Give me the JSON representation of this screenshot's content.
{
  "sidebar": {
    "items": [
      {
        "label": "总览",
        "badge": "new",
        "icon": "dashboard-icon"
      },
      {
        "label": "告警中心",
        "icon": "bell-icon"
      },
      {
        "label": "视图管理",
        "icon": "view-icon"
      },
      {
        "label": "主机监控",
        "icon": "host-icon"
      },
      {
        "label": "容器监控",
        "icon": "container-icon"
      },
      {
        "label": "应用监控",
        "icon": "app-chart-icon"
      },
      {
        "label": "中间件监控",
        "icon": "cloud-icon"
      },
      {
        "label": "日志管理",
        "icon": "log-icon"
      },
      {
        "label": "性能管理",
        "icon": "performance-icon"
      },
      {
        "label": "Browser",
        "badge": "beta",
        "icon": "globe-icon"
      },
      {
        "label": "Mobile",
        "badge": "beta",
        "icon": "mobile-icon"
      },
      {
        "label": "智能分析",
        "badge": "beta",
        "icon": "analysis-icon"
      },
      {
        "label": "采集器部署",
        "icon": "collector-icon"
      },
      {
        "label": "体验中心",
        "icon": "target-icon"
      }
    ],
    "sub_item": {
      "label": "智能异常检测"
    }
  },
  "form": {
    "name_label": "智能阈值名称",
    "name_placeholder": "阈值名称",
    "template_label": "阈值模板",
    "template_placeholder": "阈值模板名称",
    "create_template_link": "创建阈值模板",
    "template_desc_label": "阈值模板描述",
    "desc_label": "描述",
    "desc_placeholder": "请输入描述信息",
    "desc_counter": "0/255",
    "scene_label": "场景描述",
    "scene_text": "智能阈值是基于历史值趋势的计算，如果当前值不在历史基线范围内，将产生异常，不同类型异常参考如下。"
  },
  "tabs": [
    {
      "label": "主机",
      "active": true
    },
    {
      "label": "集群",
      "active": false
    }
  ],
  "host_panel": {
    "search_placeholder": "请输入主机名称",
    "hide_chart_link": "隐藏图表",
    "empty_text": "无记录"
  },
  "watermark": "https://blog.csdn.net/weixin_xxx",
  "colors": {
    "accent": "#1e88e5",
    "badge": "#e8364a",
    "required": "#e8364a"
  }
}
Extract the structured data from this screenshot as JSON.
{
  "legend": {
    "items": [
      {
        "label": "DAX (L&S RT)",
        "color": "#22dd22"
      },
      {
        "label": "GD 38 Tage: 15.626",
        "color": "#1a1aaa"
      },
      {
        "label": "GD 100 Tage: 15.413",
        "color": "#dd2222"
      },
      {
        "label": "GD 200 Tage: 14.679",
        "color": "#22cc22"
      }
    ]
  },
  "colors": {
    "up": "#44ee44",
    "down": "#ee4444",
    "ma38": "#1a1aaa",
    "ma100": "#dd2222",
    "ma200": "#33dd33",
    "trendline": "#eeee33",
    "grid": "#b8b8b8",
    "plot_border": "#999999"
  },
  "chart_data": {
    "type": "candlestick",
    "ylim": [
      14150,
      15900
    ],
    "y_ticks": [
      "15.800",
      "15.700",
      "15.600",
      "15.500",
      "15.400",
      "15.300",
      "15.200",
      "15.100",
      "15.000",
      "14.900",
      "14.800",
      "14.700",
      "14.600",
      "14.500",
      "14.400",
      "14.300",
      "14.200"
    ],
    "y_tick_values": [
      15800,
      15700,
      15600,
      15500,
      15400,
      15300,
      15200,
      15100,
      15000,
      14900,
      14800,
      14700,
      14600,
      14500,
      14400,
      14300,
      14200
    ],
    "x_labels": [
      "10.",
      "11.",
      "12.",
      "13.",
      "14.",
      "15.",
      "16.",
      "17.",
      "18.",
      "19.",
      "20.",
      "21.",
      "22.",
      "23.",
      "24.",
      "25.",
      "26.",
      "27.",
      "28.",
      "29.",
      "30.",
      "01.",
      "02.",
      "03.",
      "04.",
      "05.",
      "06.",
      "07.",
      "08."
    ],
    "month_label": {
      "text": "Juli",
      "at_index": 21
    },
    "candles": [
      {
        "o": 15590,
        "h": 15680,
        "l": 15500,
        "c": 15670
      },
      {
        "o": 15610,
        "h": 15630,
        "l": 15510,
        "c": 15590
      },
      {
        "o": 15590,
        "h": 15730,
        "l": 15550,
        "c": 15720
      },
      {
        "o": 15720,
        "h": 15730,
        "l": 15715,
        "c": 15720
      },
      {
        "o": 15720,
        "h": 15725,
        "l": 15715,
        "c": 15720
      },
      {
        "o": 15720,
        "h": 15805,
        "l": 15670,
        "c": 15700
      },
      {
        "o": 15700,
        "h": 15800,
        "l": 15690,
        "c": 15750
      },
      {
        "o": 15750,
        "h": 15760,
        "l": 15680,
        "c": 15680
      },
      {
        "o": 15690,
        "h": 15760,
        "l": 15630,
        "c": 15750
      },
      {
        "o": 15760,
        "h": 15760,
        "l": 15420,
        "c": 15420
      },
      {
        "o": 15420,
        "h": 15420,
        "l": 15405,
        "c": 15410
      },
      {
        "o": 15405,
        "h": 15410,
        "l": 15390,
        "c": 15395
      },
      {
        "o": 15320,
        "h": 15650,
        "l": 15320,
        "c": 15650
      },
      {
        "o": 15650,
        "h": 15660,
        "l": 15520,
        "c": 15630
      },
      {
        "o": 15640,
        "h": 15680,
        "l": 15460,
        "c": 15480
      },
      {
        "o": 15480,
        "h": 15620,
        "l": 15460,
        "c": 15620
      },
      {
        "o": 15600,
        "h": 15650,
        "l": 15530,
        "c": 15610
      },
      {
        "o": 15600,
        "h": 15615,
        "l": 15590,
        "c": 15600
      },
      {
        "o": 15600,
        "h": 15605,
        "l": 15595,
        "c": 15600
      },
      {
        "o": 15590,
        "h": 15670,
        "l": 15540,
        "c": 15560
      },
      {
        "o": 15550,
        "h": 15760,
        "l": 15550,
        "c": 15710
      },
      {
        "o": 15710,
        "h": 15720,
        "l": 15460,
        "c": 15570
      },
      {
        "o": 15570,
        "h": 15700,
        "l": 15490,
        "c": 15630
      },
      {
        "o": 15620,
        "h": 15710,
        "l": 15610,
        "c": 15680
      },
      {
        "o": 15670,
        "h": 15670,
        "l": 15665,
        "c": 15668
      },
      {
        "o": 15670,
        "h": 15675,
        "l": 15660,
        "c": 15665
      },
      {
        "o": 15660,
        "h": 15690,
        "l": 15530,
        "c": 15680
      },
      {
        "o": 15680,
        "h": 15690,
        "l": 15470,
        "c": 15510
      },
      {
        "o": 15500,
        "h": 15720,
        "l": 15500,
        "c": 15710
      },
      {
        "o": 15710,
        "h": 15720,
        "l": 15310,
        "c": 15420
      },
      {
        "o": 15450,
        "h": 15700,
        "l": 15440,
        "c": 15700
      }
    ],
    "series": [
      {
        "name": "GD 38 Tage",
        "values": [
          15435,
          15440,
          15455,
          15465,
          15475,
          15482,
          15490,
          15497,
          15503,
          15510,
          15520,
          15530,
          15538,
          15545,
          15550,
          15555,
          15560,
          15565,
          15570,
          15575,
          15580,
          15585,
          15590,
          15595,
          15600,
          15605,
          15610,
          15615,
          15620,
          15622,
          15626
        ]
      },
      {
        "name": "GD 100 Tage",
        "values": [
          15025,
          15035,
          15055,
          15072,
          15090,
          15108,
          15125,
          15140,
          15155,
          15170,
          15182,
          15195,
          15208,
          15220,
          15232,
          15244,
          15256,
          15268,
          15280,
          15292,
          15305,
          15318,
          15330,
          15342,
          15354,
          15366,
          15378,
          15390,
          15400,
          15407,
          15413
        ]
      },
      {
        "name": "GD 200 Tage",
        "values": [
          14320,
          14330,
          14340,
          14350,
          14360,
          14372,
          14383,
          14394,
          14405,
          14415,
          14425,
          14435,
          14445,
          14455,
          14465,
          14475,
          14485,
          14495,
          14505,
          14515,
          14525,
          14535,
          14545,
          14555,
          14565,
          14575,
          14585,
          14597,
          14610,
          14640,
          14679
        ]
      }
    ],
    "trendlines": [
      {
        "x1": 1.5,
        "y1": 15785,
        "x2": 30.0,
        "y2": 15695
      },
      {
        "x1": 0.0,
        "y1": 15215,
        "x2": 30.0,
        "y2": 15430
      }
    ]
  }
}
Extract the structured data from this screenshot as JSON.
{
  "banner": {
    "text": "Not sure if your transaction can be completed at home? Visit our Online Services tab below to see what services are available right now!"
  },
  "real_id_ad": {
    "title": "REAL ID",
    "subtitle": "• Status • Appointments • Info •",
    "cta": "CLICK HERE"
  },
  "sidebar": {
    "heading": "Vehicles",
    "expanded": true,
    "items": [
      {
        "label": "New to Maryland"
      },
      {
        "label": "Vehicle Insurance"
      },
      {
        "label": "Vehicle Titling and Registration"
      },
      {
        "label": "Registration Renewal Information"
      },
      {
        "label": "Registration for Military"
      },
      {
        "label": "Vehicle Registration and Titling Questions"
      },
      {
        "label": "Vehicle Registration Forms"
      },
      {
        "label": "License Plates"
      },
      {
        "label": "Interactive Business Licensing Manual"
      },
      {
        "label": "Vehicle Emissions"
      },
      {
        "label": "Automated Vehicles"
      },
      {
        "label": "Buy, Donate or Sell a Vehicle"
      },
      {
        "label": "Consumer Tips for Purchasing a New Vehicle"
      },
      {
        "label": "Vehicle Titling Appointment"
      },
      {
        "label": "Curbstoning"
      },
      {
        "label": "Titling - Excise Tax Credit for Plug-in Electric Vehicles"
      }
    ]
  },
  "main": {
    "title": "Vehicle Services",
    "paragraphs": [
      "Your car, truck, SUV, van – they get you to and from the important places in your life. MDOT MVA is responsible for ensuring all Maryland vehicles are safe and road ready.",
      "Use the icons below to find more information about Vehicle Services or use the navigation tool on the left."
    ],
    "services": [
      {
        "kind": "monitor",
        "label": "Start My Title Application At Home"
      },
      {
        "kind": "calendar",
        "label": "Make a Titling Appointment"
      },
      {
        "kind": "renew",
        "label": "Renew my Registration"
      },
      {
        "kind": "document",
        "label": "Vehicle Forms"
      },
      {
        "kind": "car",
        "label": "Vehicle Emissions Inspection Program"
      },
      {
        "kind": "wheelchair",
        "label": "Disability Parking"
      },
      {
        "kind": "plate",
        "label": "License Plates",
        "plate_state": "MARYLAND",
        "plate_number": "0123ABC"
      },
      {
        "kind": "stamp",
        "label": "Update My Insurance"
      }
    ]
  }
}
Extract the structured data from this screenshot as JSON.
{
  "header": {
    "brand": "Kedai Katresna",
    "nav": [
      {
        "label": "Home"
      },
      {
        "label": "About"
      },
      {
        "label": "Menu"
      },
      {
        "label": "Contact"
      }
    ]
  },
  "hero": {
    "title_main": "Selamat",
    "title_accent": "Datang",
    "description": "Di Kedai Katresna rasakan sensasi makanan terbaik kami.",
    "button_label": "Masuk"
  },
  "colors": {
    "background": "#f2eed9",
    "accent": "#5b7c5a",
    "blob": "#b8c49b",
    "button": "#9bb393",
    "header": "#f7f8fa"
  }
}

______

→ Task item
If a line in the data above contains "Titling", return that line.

→ Answer section
        "label": "Vehicle Titling and Registration"
        "label": "Vehicle Registration and Titling Questions"
        "label": "Vehicle Titling Appointment"
        "label": "Titling - Excise Tax Credit for Plug-in Electric Vehicles"
        "label": "Make a Titling Appointment"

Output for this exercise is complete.